- _The data_:
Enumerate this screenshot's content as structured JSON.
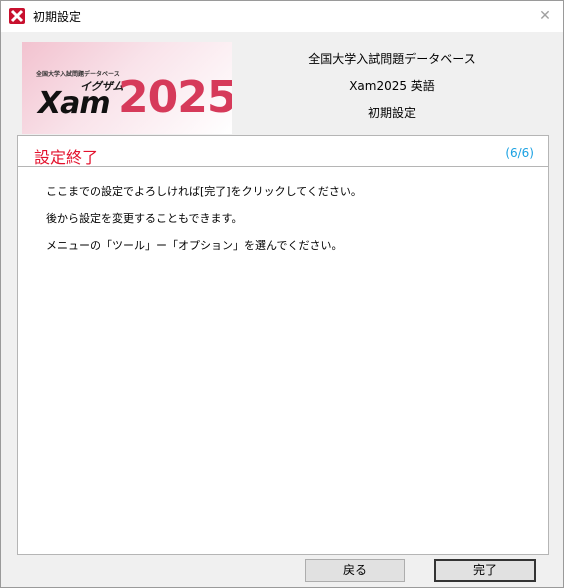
{
  "window": {
    "title": "初期設定",
    "close_glyph": "✕"
  },
  "banner": {
    "top_text": "全国大学入試問題データベース",
    "kana": "イグザム",
    "xam": "Xam",
    "year": "2025"
  },
  "header": {
    "line1": "全国大学入試問題データベース",
    "line2": "Xam2025 英語",
    "line3": "初期設定"
  },
  "panel": {
    "title": "設定終了",
    "step": "(6/6)",
    "lines": [
      "ここまでの設定でよろしければ[完了]をクリックしてください。",
      "後から設定を変更することもできます。",
      "メニューの「ツール」ー「オプション」を選んでください。"
    ]
  },
  "buttons": {
    "back": "戻る",
    "finish": "完了"
  },
  "colors": {
    "accent_red": "#e3112c",
    "step_blue": "#1ba1e2",
    "logo_pink": "#d63a5a"
  },
  "icons": {
    "app": "xam-app-icon",
    "close": "close-icon"
  }
}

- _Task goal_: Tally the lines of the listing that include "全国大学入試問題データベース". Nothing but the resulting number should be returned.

- _Response to the task_: 2